* TASK DETAILS: Search the records for the word "icon" and copy each line in which it appears.

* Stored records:

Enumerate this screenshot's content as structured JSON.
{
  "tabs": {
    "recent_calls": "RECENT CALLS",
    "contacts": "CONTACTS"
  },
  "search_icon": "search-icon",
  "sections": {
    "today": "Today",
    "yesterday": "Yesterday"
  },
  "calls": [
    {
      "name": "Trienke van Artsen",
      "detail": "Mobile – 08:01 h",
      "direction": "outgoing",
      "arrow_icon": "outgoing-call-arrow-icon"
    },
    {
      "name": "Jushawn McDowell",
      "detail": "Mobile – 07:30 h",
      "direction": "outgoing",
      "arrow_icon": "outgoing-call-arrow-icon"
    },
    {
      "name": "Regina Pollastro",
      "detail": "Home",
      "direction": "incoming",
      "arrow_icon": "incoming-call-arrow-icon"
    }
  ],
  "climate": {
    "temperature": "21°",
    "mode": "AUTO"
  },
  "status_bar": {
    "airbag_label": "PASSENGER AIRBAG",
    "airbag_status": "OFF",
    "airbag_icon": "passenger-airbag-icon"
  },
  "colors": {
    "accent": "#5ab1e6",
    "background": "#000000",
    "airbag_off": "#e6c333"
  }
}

* COMPLETED TASK:
  "search_icon": "search-icon",
      "arrow_icon": "outgoing-call-arrow-icon"
      "arrow_icon": "outgoing-call-arrow-icon"
      "arrow_icon": "incoming-call-arrow-icon"
    "airbag_icon": "passenger-airbag-icon"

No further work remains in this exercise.